  • For a retiree, the impact of lower returns from conflicted advice can be measured either as a reduction in income or a reduction in the time the portfolio would last, compared to what would have been achieved with fiduciary advice. The report uses the example of a saver who takes constant withdrawals (adjusted for inflation) over 30 years. In this instance, the saver has to choose between suffering a 12 percent decline in income to maintain payments over 30 years or maintaining their income but suffering the prospect of running out of money after only 25 years.
  • The authors estimate the aggregate annual cost of conflicted advice in the US is about $17 billion each year. 

Other studies have estimated that the difference in cost between actively managed funds and passively managed funds in the U.S. is 0.77%. This suggests that three quarters of the cost of using conflicted advice could be avoided if conflicted advisors recommended passively managed funds.
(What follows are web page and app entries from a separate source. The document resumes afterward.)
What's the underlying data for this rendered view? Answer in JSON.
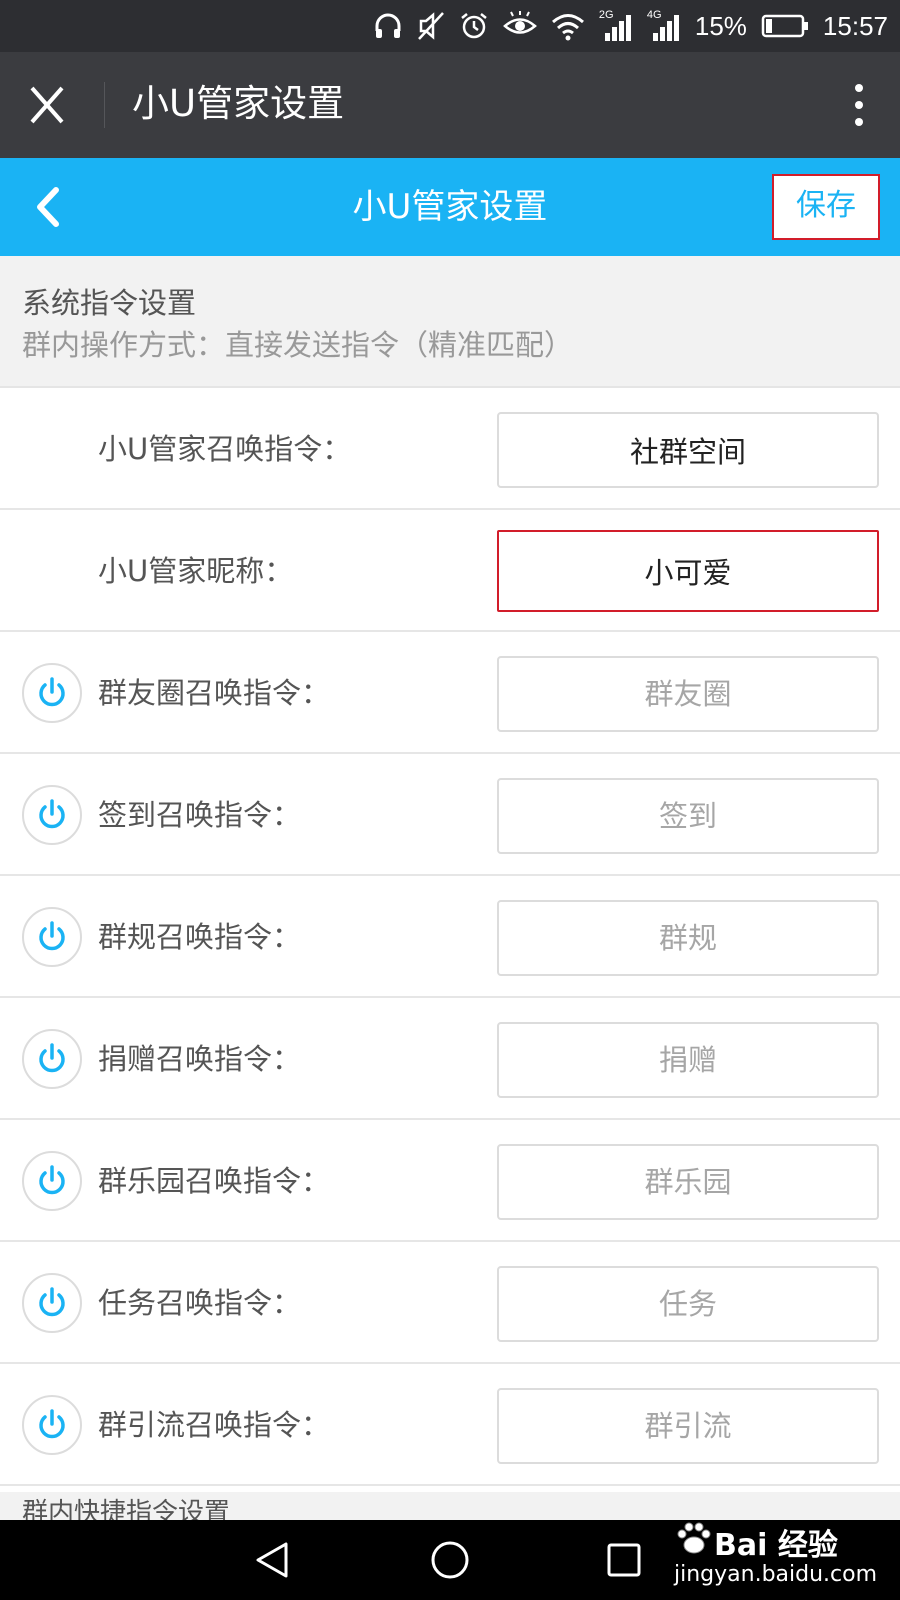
{
  "status_bar": {
    "battery_percent": "15%",
    "time": "15:57",
    "network_2g": "2G",
    "network_4g": "4G",
    "icons": [
      "headphones-icon",
      "mute-icon",
      "alarm-icon",
      "eye-icon",
      "wifi-icon",
      "signal-2g-icon",
      "signal-4g-icon",
      "battery-icon"
    ]
  },
  "wechat_bar": {
    "title": "小U管家设置",
    "close_icon": "close-icon",
    "more_icon": "more-vertical-icon"
  },
  "nav": {
    "title": "小U管家设置",
    "save_label": "保存",
    "back_icon": "chevron-left-icon"
  },
  "section": {
    "title": "系统指令设置",
    "subtitle": "群内操作方式：直接发送指令（精准匹配）"
  },
  "rows": [
    {
      "label": "小U管家召唤指令：",
      "value": "社群空间",
      "placeholder": ""
    },
    {
      "label": "小U管家昵称：",
      "value": "小可爱",
      "placeholder": ""
    },
    {
      "label": "群友圈召唤指令：",
      "value": "",
      "placeholder": "群友圈"
    },
    {
      "label": "签到召唤指令：",
      "value": "",
      "placeholder": "签到"
    },
    {
      "label": "群规召唤指令：",
      "value": "",
      "placeholder": "群规"
    },
    {
      "label": "捐赠召唤指令：",
      "value": "",
      "placeholder": "捐赠"
    },
    {
      "label": "群乐园召唤指令：",
      "value": "",
      "placeholder": "群乐园"
    },
    {
      "label": "任务召唤指令：",
      "value": "",
      "placeholder": "任务"
    },
    {
      "label": "群引流召唤指令：",
      "value": "",
      "placeholder": "群引流"
    }
  ],
  "next_section": {
    "title_partial": "群内快捷指令设置"
  },
  "colors": {
    "accent": "#1ab3f4",
    "highlight": "#d21d2a",
    "status_bar": "#2d2e32",
    "wechat_bar": "#3b3c40"
  },
  "watermark": {
    "brand": "Bai 经验",
    "url": "jingyan.baidu.com"
  }
}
Of course they don’t do that because index funds don’t pay commissions so it is not in the advisor’s economic interests. Does that mean a conflicted advisor would recommend active funds to someone who was already invested in passive funds?

In a mystery shopper study in 2012, researchers sent hypothetical investors to financial advisors largely reliant on conflicted payments for their compensation to investigate the type of advice provided. The mystery shoppers presented one of four current portfolios to advisors. One was a diversified low-fee portfolio constructed from low cost index funds.

When presented with the client with the diversified low-fee portfolio, in about 85 percent of cases the conflicted advisors recommended a change.  The authors concluded that conflicted advisors “seem to support strategies that result in more transactions and higher management fees,” even when clients appeared to hold the optimal portfolio. 

Most people pursue their economic self-interest whether they are advisors or clients. So the surprise is not the behaviour of conflicted advisors, but the surprise is that their clients stick around when it is in their economic self-interest to move to a fiduciary.

We can do just fine selling ethics.

By: Graham Westmacott | 0 comments